Bilingual language skills: Oral fluency in both languages is a must.
Both ways: In many settings, interpreters interpret both ways, even if they have a slight foreign accent in one of the languages. As a federally certified #courtinterpreter, I interpret legal proceedings into Spanish for Spanish-speaking defendants or witnesses. When the Spanish-speaker makes a statement, I interpret into English for the court.
Multitasking: Interpretation is a multitasking discipline; it involves skills such as:
- Note taking while listening
- Intense listening and speaking, at the same time
- Observing body language and facial expression for additional cues
- Ignoring background noise (coughing, slamming doors, etc.)
Quick thinking: The interpreter does not have time to place a legal proceeding on hold to spend half an hour researching a term.

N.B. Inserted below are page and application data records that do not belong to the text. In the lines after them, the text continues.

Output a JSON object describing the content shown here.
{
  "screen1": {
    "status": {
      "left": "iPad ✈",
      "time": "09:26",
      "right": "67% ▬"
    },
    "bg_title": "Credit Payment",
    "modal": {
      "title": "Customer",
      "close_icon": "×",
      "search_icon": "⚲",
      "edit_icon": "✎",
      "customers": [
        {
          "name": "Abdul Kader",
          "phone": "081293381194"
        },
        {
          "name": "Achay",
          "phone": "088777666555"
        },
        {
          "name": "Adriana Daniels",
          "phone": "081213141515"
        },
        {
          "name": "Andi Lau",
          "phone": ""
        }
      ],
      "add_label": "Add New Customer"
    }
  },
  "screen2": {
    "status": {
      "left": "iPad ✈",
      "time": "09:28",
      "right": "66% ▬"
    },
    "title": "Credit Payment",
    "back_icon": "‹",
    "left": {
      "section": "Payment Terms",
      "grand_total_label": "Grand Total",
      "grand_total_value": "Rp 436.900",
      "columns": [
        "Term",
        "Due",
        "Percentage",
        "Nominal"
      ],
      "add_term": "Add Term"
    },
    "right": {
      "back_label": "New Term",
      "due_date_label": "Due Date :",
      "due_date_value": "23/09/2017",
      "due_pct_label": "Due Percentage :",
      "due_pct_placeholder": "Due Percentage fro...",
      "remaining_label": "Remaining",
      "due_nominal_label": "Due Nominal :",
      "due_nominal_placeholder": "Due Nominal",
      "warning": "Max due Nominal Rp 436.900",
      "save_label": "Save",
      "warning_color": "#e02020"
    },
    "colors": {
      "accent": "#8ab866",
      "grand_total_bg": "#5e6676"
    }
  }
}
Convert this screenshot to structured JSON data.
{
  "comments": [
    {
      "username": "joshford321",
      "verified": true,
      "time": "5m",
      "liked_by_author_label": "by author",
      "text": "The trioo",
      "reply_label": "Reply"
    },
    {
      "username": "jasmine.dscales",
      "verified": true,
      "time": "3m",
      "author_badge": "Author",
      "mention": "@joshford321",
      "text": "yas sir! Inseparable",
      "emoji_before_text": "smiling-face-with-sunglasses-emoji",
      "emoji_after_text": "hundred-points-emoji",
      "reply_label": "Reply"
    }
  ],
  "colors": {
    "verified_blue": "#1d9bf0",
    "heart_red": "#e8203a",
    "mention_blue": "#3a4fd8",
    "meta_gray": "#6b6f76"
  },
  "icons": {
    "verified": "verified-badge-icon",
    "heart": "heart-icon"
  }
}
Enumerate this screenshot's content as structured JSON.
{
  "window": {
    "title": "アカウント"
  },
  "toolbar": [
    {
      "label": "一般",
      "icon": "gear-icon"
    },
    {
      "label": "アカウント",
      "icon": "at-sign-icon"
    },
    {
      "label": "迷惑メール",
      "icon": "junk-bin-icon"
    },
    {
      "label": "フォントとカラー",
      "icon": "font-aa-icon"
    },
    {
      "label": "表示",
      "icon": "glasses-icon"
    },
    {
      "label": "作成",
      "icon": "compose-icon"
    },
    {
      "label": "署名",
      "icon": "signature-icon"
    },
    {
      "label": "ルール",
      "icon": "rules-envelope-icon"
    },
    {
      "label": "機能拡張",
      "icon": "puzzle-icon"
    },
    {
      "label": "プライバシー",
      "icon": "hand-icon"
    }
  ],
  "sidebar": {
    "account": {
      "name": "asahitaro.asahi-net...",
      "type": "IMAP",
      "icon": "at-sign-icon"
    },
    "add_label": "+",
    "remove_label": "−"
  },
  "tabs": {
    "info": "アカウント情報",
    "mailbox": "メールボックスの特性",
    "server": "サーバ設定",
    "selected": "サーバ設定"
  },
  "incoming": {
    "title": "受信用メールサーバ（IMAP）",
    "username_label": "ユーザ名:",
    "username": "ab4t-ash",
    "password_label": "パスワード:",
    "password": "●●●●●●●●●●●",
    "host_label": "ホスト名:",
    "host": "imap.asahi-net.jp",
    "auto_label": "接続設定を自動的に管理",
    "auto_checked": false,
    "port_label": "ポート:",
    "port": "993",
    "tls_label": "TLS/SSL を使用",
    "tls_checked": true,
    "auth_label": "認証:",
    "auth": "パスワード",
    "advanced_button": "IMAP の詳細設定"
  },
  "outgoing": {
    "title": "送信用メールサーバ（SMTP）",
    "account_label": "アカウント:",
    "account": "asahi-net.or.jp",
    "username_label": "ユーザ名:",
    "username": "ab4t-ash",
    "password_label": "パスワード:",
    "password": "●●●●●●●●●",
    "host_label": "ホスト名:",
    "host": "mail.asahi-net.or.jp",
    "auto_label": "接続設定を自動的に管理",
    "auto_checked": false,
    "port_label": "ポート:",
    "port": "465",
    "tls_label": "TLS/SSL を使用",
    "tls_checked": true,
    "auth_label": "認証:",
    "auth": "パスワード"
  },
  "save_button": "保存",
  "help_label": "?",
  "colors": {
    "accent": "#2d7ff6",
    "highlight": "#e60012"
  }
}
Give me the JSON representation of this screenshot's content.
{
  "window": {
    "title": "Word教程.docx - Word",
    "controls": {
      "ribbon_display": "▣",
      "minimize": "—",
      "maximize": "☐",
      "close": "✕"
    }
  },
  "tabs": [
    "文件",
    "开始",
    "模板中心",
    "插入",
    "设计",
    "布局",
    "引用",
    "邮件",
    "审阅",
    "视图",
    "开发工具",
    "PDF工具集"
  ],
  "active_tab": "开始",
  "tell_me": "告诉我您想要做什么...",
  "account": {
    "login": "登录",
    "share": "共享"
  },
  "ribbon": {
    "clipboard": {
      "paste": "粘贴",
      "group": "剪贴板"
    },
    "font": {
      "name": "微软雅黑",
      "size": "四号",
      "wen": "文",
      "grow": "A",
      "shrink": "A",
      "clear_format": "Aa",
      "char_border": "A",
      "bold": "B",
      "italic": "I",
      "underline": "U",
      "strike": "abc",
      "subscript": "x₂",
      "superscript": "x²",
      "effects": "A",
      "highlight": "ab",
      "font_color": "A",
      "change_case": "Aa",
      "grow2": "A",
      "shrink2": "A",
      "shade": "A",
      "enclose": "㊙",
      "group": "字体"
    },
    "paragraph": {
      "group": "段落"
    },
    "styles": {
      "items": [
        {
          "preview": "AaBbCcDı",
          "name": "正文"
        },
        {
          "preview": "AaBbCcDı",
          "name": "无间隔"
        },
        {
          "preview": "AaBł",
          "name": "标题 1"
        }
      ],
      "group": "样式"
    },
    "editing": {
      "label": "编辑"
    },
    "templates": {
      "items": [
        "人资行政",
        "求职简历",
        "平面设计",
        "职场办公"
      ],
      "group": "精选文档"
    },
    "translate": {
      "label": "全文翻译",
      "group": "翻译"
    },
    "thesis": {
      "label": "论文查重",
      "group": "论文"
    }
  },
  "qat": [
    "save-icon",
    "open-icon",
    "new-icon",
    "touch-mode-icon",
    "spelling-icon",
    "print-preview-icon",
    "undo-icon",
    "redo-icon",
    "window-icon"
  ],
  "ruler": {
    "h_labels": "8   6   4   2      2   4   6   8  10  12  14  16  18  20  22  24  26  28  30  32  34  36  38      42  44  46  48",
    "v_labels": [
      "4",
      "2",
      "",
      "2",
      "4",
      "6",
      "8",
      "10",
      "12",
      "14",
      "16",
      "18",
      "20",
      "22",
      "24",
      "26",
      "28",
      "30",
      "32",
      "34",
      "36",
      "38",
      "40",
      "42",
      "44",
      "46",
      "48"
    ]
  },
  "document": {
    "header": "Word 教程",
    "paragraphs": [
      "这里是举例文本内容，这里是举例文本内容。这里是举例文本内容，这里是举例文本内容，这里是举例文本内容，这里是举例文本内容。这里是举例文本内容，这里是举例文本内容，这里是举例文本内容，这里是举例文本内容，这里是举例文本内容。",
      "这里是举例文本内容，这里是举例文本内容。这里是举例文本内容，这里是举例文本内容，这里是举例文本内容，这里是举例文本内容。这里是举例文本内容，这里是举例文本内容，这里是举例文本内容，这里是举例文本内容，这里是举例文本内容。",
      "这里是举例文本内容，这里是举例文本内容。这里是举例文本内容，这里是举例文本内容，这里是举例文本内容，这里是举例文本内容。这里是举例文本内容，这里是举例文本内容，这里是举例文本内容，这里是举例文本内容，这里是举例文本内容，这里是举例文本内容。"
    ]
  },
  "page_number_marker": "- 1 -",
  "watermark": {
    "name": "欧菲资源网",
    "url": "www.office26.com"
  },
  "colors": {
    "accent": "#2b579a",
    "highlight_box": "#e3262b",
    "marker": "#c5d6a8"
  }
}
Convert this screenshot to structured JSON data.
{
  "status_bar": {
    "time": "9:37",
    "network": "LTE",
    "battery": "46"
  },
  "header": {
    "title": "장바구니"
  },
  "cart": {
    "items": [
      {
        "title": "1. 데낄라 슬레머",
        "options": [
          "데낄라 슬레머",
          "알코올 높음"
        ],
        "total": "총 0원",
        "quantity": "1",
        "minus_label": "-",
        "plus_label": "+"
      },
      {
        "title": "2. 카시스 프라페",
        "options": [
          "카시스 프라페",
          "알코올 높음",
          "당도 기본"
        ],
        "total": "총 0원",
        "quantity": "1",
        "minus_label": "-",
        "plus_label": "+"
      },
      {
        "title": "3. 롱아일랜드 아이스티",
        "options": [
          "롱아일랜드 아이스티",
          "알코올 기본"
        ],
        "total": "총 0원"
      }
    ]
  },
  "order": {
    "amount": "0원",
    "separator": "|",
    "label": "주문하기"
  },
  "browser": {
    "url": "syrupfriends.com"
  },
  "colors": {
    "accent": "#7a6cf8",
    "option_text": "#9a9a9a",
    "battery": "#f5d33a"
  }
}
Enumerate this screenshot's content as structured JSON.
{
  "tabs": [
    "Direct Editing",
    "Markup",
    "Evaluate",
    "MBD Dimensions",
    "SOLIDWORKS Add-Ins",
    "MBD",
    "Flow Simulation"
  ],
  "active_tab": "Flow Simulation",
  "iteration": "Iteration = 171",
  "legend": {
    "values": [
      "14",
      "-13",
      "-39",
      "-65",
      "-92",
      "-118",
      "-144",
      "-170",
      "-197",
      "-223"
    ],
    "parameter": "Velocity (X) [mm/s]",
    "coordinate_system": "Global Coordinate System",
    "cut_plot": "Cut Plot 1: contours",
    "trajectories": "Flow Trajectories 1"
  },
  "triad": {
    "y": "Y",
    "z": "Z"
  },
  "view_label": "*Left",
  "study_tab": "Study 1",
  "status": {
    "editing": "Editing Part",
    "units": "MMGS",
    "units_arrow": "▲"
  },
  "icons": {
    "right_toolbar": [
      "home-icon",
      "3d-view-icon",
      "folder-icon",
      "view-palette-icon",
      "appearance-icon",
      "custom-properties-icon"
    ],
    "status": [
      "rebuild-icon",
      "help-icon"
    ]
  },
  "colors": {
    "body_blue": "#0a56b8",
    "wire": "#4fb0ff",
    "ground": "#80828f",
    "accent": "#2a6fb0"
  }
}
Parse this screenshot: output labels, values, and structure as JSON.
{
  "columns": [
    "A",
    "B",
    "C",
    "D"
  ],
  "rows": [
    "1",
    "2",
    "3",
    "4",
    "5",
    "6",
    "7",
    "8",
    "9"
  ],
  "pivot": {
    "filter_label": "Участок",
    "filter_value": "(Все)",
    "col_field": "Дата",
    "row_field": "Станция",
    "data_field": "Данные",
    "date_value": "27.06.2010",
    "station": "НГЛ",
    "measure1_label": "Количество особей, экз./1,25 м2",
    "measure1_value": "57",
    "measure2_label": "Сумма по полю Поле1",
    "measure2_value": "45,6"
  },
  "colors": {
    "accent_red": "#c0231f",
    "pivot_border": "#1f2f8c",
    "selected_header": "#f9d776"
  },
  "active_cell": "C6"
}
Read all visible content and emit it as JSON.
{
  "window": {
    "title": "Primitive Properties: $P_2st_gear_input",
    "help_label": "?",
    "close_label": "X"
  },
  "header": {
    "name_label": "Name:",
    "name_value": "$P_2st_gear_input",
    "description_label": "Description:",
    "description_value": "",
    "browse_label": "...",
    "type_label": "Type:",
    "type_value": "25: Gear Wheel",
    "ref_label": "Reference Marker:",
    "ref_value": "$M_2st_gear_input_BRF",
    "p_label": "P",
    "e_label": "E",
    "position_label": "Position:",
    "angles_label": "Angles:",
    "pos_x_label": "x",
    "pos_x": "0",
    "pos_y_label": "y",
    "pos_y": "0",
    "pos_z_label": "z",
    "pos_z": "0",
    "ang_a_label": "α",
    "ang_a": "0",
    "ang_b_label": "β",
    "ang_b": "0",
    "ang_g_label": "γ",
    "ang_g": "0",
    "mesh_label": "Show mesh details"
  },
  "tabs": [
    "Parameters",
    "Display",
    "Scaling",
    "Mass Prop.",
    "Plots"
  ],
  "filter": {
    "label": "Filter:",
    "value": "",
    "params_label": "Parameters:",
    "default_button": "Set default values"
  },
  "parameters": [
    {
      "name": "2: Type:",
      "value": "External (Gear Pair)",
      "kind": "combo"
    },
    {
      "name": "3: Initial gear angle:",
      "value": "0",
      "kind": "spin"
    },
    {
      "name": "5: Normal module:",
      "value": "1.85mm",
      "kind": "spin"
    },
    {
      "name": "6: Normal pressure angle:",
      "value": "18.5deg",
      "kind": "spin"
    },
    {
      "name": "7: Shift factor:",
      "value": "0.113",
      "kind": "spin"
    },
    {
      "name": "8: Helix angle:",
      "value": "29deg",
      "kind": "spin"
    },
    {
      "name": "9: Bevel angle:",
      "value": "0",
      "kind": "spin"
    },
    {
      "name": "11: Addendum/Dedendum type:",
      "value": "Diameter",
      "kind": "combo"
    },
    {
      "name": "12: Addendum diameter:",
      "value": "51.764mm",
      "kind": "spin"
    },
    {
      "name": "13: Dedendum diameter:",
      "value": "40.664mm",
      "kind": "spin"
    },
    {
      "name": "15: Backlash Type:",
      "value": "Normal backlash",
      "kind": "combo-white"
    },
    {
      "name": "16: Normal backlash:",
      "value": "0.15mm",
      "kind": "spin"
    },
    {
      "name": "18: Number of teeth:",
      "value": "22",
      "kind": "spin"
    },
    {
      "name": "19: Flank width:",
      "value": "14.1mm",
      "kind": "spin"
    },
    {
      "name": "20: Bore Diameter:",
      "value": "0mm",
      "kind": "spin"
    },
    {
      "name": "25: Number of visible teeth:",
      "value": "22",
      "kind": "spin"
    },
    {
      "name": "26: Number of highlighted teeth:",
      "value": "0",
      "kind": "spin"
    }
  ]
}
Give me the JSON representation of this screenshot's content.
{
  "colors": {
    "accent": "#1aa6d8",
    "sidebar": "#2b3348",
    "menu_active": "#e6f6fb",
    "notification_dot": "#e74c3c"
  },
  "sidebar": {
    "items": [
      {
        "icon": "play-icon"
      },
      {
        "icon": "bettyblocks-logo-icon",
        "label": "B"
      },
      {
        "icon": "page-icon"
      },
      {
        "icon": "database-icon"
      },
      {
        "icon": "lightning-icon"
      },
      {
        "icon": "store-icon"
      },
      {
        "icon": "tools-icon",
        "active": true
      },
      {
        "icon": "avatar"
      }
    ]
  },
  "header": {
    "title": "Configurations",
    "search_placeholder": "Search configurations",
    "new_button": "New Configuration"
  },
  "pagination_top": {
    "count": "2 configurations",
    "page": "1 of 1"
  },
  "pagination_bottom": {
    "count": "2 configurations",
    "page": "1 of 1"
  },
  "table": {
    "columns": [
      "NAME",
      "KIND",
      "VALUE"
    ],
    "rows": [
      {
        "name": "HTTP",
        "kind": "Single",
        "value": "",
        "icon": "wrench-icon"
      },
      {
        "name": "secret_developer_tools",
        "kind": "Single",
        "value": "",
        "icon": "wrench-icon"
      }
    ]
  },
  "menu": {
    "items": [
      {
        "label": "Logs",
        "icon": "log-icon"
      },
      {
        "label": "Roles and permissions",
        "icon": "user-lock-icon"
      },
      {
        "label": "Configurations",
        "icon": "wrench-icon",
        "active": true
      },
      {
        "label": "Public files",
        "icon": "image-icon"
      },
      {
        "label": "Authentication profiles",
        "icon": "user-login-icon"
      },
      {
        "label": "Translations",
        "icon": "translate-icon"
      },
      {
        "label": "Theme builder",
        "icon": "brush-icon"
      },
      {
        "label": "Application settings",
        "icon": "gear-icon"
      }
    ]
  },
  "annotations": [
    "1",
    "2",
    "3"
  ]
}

No editing: What the interpreter says is what is delivered. There will be no editing or proofreading.
Public speaking: An interpreter speaks in public and should be comfortable speaking in front of audiences large and small (conferences, juries, judges, doctors, etc.).
Short-term memory skills: In the consecutive mode (see below), the interpreter has to remember what is said.
Code of ethics: Court interpreters are bound by codes of ethics that dictate how to conduct themselves in the courtroom and what to do and not to do while interpreting.
Modes of interpretation: Interpreter should be proficient the following modes of interpretation:
Simultaneous interpretation: The interpreter interprets while someone is speaking. This involves intense listening skills while restating the message in the target language, lagging slightly behind to capture the full context.
Consecutive mode: The interpreter waits until the speaker pauses, then repeats what was said in the target language. In a court setting, this is used during witness testimony. This discipline requires a short-term memory; the interpreter has to remember everything that was said and how it was said. To aid in this process, the interpreter typically takes notes while listening.
Sight translation: This discipline can be considered an overlapping of translation and interpretation. It consists of providing an oral translation of a written document. For example, court interpreters are often asked to provide defendants with a sight translation of charging documents and other legal documents.
Research: Interpreters also research terms using the same tools as translators. However, this research usually takes place before or after a job, or while another interpreter is interpreting.
Translation and interpretation are two related disciplines that often intersect. However, they differ in the skill sets needed to excel. A good translator is not necessarily a good interpreter, and vice versa; in fact, most translators do not interpret, and most interpreters do not translate full time (personally I am involved and certified in both professions).
Knowing whether you need a translator or an interpreter is crucial. Awareness of the uniqueness of each profession will aid you in selecting the type of professional who best suits your language needs, whether in writing or whether something needs to be said out loud.
WTS Translations is a document translation provider specializing in the fields of law, business, finance, and medicine. Click here to learn more or to order a translation.